Osoyoos-Larose is the joint venture between Groupe Taillan of Bordeaux (owners of the prestigious Chateau Gruaud-Larose, amongst others) and Vincor of Canada (a Constellation company), started in 1998. This lunch/launch marked the decade long partnership and commitment of these two companies to this project, and also marked their fourth vintage launch in Ontario (2004) – the fifth vintage, 2005 has been limitedly released in BC, while the 2006 is being readied for bottling (June, 2008). The 2007 rests in barrel (and has been for the last two months).

There were so many clich├ęs bandied about today you could have made a fortune had you bet on a number in the high teens, but there were two quotes that really hit home. One, Osoyoos-Larose is a new world wine with roots in the old world ... and it's true - the wines are made using only the five classic Bordeaux varietals and the wines are meant to age and mature once they make their way into bottle. Number two, is the motto of Osoyoos-Larose, which winemaker Pascal Madevon takes credit for, "the discovery of a terroir”. Larose and Vincor had no idea what they were getting into in 1998, and in 2001, when Pascal came on-board; he too had little foresight as to what he was about to embark upon. Ten years later, with Pascal applying for Canadian citizenship and the wines receiving both critical praise and commercial acceptance both here in Canada and worldwide, Pascal preaches the Osoyoos terroir (the mix of soil/relief, climate and people) ... but he admits that even he is still learning what his current 60-acre plot of land (~20 new acres planted in 2006) is capable of.

Interesting facts learned at the event:

- Lake Osoyoos Is the warmest late in Canada.
- Osoyoos is approximately 500km from Vancouver - about a six-hour drive.
- Average rainfall in the Okanagon: 233mm (maximum ~300mm); average rainfall in Bordeaux is approximately 500mm (maximum 1200mm).
- Irrigation is used in the vineyard, but only on the soil; the grapes and leaves are never touched with water, save for when it rains of course.
- In the approximate 19-acre new planting they put about 30,000 vines.
- Cabernet Franc planting has been increased in the Osoyoos vineyard - namely in the new 19-acre plot.
- The original vineyard was planted in 1999, first vintage 2001, first wine released to public in 2004.
- First vintage released (2001) equaled 4,000 cases; current release (2,004) 20,000 cases.

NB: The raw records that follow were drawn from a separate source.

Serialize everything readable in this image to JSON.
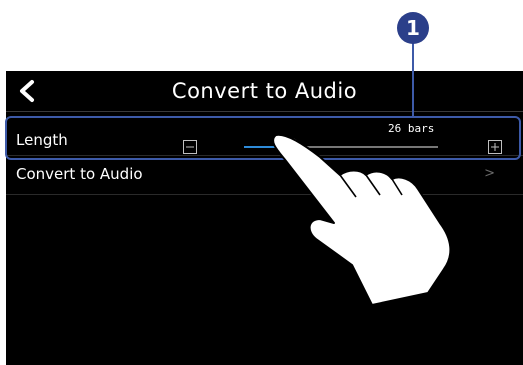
{
  "header": {
    "title": "Convert to Audio",
    "back_icon": "chevron-left-icon"
  },
  "length_row": {
    "label": "Length",
    "value_text": "26 bars",
    "slider_fraction": 0.24,
    "decrement_icon": "minus-box-icon",
    "increment_icon": "plus-box-icon"
  },
  "convert_row": {
    "label": "Convert to Audio",
    "chevron": ">"
  },
  "callout": {
    "number": "1"
  },
  "colors": {
    "screen_bg": "#000000",
    "accent": "#2e8bd9",
    "highlight": "#3d5aa8",
    "badge": "#2b3f8a"
  }
}
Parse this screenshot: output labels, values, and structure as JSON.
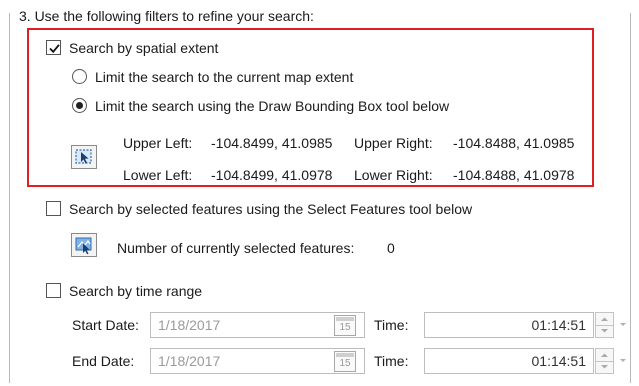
{
  "header": {
    "text": "3. Use the following filters to refine your search:"
  },
  "spatial": {
    "checkbox_label": "Search by spatial extent",
    "checked": true,
    "radio_current_label": "Limit the search to the current map extent",
    "radio_bbox_label": "Limit the search using the Draw Bounding Box tool below",
    "selected_option": "bbox",
    "draw_tool_icon": "draw-bounding-box-icon",
    "upper_left_label": "Upper Left:",
    "upper_left_value": "-104.8499, 41.0985",
    "upper_right_label": "Upper Right:",
    "upper_right_value": "-104.8488, 41.0985",
    "lower_left_label": "Lower Left:",
    "lower_left_value": "-104.8499, 41.0978",
    "lower_right_label": "Lower Right:",
    "lower_right_value": "-104.8488, 41.0978"
  },
  "selected": {
    "checkbox_label": "Search by selected features using the Select Features tool below",
    "checked": false,
    "select_tool_icon": "select-features-icon",
    "count_label": "Number of currently selected features:",
    "count_value": "0"
  },
  "time": {
    "checkbox_label": "Search by time range",
    "checked": false,
    "start_label": "Start Date:",
    "start_date": "1/18/2017",
    "end_label": "End Date:",
    "end_date": "1/18/2017",
    "calendar_day": "15",
    "time_label": "Time:",
    "start_time": "01:14:51",
    "end_time": "01:14:51"
  },
  "colors": {
    "highlight_border": "#e02020",
    "disabled_text": "#9a9a9a"
  }
}
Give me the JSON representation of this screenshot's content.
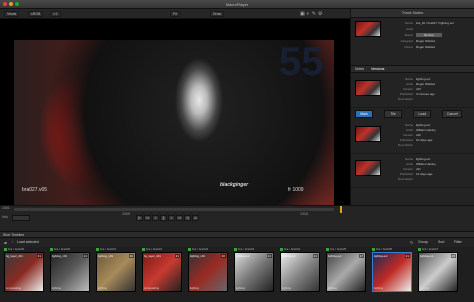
{
  "window": {
    "title": "MacroPlayer"
  },
  "toolbar": {
    "left_buttons": [
      "Views",
      "sRGB",
      "1:1"
    ],
    "center_label": "Fit",
    "middle_label": "Draw"
  },
  "viewer": {
    "car_number": "55",
    "clip_name": "bra027.v05",
    "watermark": "blackginger",
    "frame_label": "fr 1009",
    "top_left_badge": "Review"
  },
  "side_panel": {
    "header": "Track Notes",
    "path": "/bra_bk/vfx/bra027/lighting.exr",
    "fields": [
      {
        "k": "Name",
        "v": "bra_bk / bra027 / lighting.exr"
      },
      {
        "k": "Artist",
        "v": ""
      },
      {
        "k": "Status",
        "v": "Review"
      },
      {
        "k": "Assigned",
        "v": "Roger Weltied"
      },
      {
        "k": "Owner",
        "v": "Roger Weltied"
      }
    ],
    "tabs": [
      "Notes",
      "Versions"
    ],
    "versions": [
      {
        "fields": [
          {
            "k": "Name",
            "v": "lighting.exr"
          },
          {
            "k": "Artist",
            "v": "Roger Weltied"
          },
          {
            "k": "Version",
            "v": "v03"
          },
          {
            "k": "Published",
            "v": "3 minutes ago"
          },
          {
            "k": "Description",
            "v": ""
          }
        ]
      },
      {
        "fields": [
          {
            "k": "Name",
            "v": "lighting.exr"
          },
          {
            "k": "Artist",
            "v": "William Hanley"
          },
          {
            "k": "Version",
            "v": "v02"
          },
          {
            "k": "Published",
            "v": "10 days ago"
          },
          {
            "k": "Description",
            "v": ""
          }
        ]
      },
      {
        "fields": [
          {
            "k": "Name",
            "v": "lighting.exr"
          },
          {
            "k": "Artist",
            "v": "William Hanley"
          },
          {
            "k": "Version",
            "v": "v01"
          },
          {
            "k": "Published",
            "v": "14 days ago"
          },
          {
            "k": "Description",
            "v": ""
          }
        ]
      }
    ],
    "mode_buttons": [
      "Main",
      "Tile",
      "Load",
      "Cancel"
    ]
  },
  "transport": {
    "frame_start": "1001",
    "frame_end": "1016",
    "current_frame": "1009",
    "left_label": "Info",
    "controls": [
      "|<",
      "<<",
      "<",
      "||",
      ">",
      ">>",
      ">|",
      "o"
    ]
  },
  "browser": {
    "header": "Shot Timeline",
    "crumb": "Load selected",
    "right_buttons": [
      "Group",
      "Sort",
      "Filter"
    ],
    "clips": [
      {
        "path": "bra / bra020",
        "label": "bg_layer_v01",
        "tag": "compositing",
        "num": "31"
      },
      {
        "path": "bra / bra020",
        "label": "lighting_v01",
        "tag": "lighting",
        "num": "21"
      },
      {
        "path": "bra / bra021",
        "label": "lighting_v01",
        "tag": "lighting",
        "num": "30"
      },
      {
        "path": "bra / bra021",
        "label": "bg_layer_v01",
        "tag": "compositing",
        "num": "21"
      },
      {
        "path": "bra / bra022",
        "label": "lighting_v01",
        "tag": "lighting",
        "num": "20"
      },
      {
        "path": "bra / bra023",
        "label": "lighting.exr",
        "tag": "lighting",
        "num": "21"
      },
      {
        "path": "bra / bra024",
        "label": "lighting.exr",
        "tag": "lighting",
        "num": "21"
      },
      {
        "path": "bra / bra025",
        "label": "lighting.exr",
        "tag": "lighting",
        "num": "17"
      },
      {
        "path": "bra / bra026",
        "label": "lighting.exr",
        "tag": "lighting",
        "num": "21"
      },
      {
        "path": "bra / bra027",
        "label": "lighting.exr",
        "tag": "lighting",
        "num": "29"
      },
      {
        "path": "bra / bra028",
        "label": "lighting.exr",
        "tag": "lighting",
        "num": "34"
      }
    ]
  }
}
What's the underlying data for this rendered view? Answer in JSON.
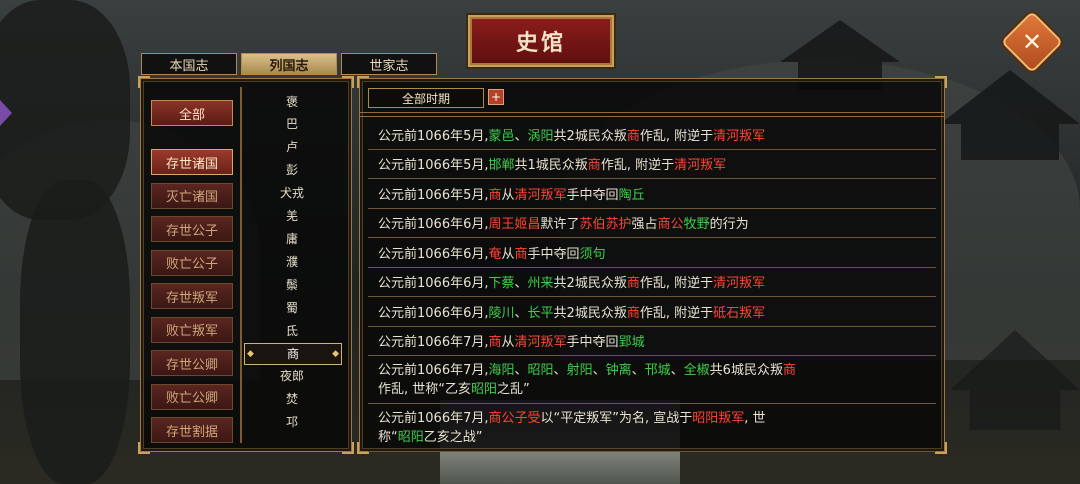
{
  "title": "史馆",
  "close_label": "✕",
  "tabs": [
    "本国志",
    "列国志",
    "世家志"
  ],
  "active_tab_index": 1,
  "categories": {
    "all_label": "全部",
    "items": [
      "存世诸国",
      "灭亡诸国",
      "存世公子",
      "败亡公子",
      "存世叛军",
      "败亡叛军",
      "存世公卿",
      "败亡公卿",
      "存世割据"
    ],
    "active_index": 0
  },
  "nations": {
    "items": [
      "褒",
      "巴",
      "卢",
      "彭",
      "犬戎",
      "羌",
      "庸",
      "濮",
      "鬃",
      "蜀",
      "氐",
      "商",
      "夜郎",
      "焚",
      "邛"
    ],
    "selected_index": 11
  },
  "period_filter": {
    "label": "全部时期",
    "plus": "+"
  },
  "colors": {
    "place": "#3fce4c",
    "faction": "#ff4433",
    "accent": "#c9a15a"
  },
  "entries": [
    {
      "lines": [
        [
          {
            "t": "公元前1066年5月,"
          },
          {
            "t": "蒙邑",
            "c": "g"
          },
          {
            "t": "、"
          },
          {
            "t": "涡阳",
            "c": "g"
          },
          {
            "t": "共2城民众叛"
          },
          {
            "t": "商",
            "c": "r"
          },
          {
            "t": "作乱, 附逆于"
          },
          {
            "t": "清河叛军",
            "c": "r"
          }
        ]
      ]
    },
    {
      "lines": [
        [
          {
            "t": "公元前1066年5月,"
          },
          {
            "t": "邯郸",
            "c": "g"
          },
          {
            "t": "共1城民众叛"
          },
          {
            "t": "商",
            "c": "r"
          },
          {
            "t": "作乱, 附逆于"
          },
          {
            "t": "清河叛军",
            "c": "r"
          }
        ]
      ]
    },
    {
      "lines": [
        [
          {
            "t": "公元前1066年5月,"
          },
          {
            "t": "商",
            "c": "r"
          },
          {
            "t": "从"
          },
          {
            "t": "清河叛军",
            "c": "r"
          },
          {
            "t": "手中夺回"
          },
          {
            "t": "陶丘",
            "c": "g"
          }
        ]
      ]
    },
    {
      "lines": [
        [
          {
            "t": "公元前1066年6月,"
          },
          {
            "t": "周王姬昌",
            "c": "r"
          },
          {
            "t": "默许了"
          },
          {
            "t": "苏伯苏护",
            "c": "r"
          },
          {
            "t": "强占"
          },
          {
            "t": "商公",
            "c": "r"
          },
          {
            "t": "牧野",
            "c": "g"
          },
          {
            "t": "的行为"
          }
        ]
      ]
    },
    {
      "lines": [
        [
          {
            "t": "公元前1066年6月,"
          },
          {
            "t": "奄",
            "c": "r"
          },
          {
            "t": "从"
          },
          {
            "t": "商",
            "c": "r"
          },
          {
            "t": "手中夺回"
          },
          {
            "t": "须句",
            "c": "g"
          }
        ]
      ]
    },
    {
      "lines": [
        [
          {
            "t": "公元前1066年6月,"
          },
          {
            "t": "下蔡",
            "c": "g"
          },
          {
            "t": "、"
          },
          {
            "t": "州来",
            "c": "g"
          },
          {
            "t": "共2城民众叛"
          },
          {
            "t": "商",
            "c": "r"
          },
          {
            "t": "作乱, 附逆于"
          },
          {
            "t": "清河叛军",
            "c": "r"
          }
        ]
      ]
    },
    {
      "lines": [
        [
          {
            "t": "公元前1066年6月,"
          },
          {
            "t": "陵川",
            "c": "g"
          },
          {
            "t": "、"
          },
          {
            "t": "长平",
            "c": "g"
          },
          {
            "t": "共2城民众叛"
          },
          {
            "t": "商",
            "c": "r"
          },
          {
            "t": "作乱, 附逆于"
          },
          {
            "t": "砥石叛军",
            "c": "r"
          }
        ]
      ]
    },
    {
      "lines": [
        [
          {
            "t": "公元前1066年7月,"
          },
          {
            "t": "商",
            "c": "r"
          },
          {
            "t": "从"
          },
          {
            "t": "清河叛军",
            "c": "r"
          },
          {
            "t": "手中夺回"
          },
          {
            "t": "郢城",
            "c": "g"
          }
        ]
      ]
    },
    {
      "lines": [
        [
          {
            "t": "公元前1066年7月,"
          },
          {
            "t": "海阳",
            "c": "g"
          },
          {
            "t": "、"
          },
          {
            "t": "昭阳",
            "c": "g"
          },
          {
            "t": "、"
          },
          {
            "t": "射阳",
            "c": "g"
          },
          {
            "t": "、"
          },
          {
            "t": "钟离",
            "c": "g"
          },
          {
            "t": "、"
          },
          {
            "t": "邗城",
            "c": "g"
          },
          {
            "t": "、"
          },
          {
            "t": "全椒",
            "c": "g"
          },
          {
            "t": "共6城民众叛"
          },
          {
            "t": "商",
            "c": "r"
          }
        ],
        [
          {
            "t": "作乱, 世称“乙亥"
          },
          {
            "t": "昭阳",
            "c": "g"
          },
          {
            "t": "之乱”"
          }
        ]
      ]
    },
    {
      "lines": [
        [
          {
            "t": "公元前1066年7月,"
          },
          {
            "t": "商公子受",
            "c": "r"
          },
          {
            "t": "以“平定叛军”为名, 宣战于"
          },
          {
            "t": "昭阳叛军",
            "c": "r"
          },
          {
            "t": ", 世"
          }
        ],
        [
          {
            "t": "称“"
          },
          {
            "t": "昭阳",
            "c": "g"
          },
          {
            "t": "乙亥之战”"
          }
        ]
      ]
    }
  ]
}
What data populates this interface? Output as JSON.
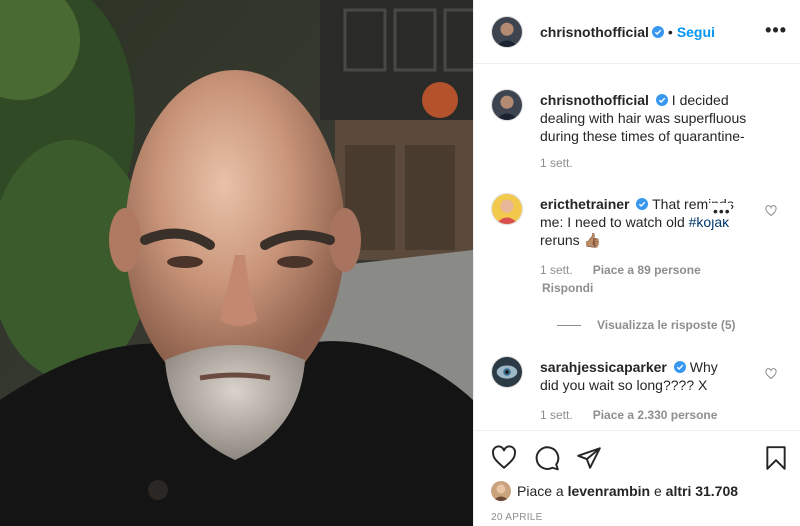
{
  "post": {
    "photo_alt": "",
    "header": {
      "username": "chrisnothofficial",
      "separator": "•",
      "follow_label": "Segui",
      "more_label": "•••"
    },
    "caption": {
      "username": "chrisnothofficial",
      "text": "I decided dealing with hair was superfluous during these times of quarantine-",
      "time": "1 sett."
    },
    "comments": [
      {
        "username": "ericthetrainer",
        "text_before": "That reminds me: I need to watch old ",
        "hashtag": "#kojak",
        "text_after": " reruns 👍🏽",
        "time": "1 sett.",
        "likes": "Piace a 89 persone",
        "reply_label": "Rispondi",
        "more_label": "•••",
        "view_replies": "Visualizza le risposte (5)"
      },
      {
        "username": "sarahjessicaparker",
        "text": "Why did you wait so long???? X",
        "time": "1 sett.",
        "likes": "Piace a 2.330 persone"
      }
    ],
    "likes_summary": {
      "prefix": "Piace a",
      "user": "levenrambin",
      "middle": "e",
      "others": "altri 31.708"
    },
    "date": "20 APRILE",
    "icons": {
      "like": "heart-icon",
      "comment": "comment-icon",
      "share": "send-icon",
      "save": "bookmark-icon",
      "verified": "verified-badge-icon"
    },
    "colors": {
      "accent": "#0095f6",
      "text": "#262626",
      "muted": "#8e8e8e",
      "hashtag": "#00376b"
    }
  }
}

On March 15, 2008 Osoyoos-Larose will launch their 2004 Le Grand Vin into Vintages (tasting notes below), there will be much hype and hoopla to come, as yet again we get to see the results of French expertise on this uniquely Canadian wine.

Tasting the wine …

Osoyoos-Larose 2002 Le Grand Vin

A nose that has developed rosy nuances (very apt for its name) along with plum and some pruneyness - soft and smooth with a little tannin left to see it last a few more years. Has aged well for such young vines.

Osoyoos-Larose 2004 Le Grand Vin ($40.00) – In Vintages March 15, 2008

A nose of black fruit and cocoa; the taste is a little dusty with tannins – while the fruit is still hidden behind all that dustiness - should age well over the next decade.

Osoyoos-Larose 2005 Le Grand Vin (~ $40.00) - has seen limited release in BC

This was my favorite of the Grand Vins ... raspberry, plum and vanilla were most prominent on the nose; while sweet red fruit, and soft silky tannins found a way to bite you on the finish … there were also some floral-perfume notes - it was quite complex on both the nose and in the mouth. A wine that is really coming together.

Osoyoos-Larose 2006 Le Grand Vin ... to be bottled in June 2008

Still in tank, but soon to be bottled – this preliminary tasting shows red and black fruit, along with cinnamon and licorice on the nose - silky tannins, black fruit and spices rest pleasantly in the mouth and even longer on the tongue.

Component tasting 2007 ...

We also got a gander at the 2007 components, namely the Merlot, Malbec, Petit Verdot, Cabernet Sauvignon and Cabernet Franc that will go it into the 2007 wine - they're more than sixteen months away from the final blend and release but let me tell you, it's going to be a great wine.

1 comment:

Anonymous said...

Very insightful :D
And just what I was looking for.